### TASK ITEM
Work out how many lines of the listing below hold the word "icon", and give that number only.

+ + +

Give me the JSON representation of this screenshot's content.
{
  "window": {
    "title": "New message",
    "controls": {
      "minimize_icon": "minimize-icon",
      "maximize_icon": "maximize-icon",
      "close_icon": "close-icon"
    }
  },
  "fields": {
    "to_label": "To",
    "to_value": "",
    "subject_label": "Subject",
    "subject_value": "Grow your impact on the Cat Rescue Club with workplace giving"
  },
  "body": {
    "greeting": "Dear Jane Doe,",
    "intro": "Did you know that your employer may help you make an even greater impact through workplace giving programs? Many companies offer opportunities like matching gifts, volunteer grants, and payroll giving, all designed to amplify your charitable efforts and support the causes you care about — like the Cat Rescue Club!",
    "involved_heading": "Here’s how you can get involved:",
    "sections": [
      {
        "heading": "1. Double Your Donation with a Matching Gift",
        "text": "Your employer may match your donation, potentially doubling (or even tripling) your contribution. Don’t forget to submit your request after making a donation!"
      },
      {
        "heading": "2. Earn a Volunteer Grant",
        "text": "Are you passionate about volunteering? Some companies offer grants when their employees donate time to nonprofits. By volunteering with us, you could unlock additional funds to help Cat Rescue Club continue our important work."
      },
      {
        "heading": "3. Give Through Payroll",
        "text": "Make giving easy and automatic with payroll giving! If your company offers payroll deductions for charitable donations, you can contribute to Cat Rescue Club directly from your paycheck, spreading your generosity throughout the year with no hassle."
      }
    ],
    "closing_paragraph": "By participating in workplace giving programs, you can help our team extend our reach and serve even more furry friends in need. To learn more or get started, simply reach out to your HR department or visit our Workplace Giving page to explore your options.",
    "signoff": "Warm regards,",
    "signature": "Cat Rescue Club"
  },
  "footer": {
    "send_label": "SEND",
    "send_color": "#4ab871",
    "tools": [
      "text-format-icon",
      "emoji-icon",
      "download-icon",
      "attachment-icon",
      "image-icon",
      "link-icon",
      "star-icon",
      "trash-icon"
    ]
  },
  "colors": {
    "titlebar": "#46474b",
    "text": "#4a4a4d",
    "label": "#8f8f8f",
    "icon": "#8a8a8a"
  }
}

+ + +

### OUTPUT
12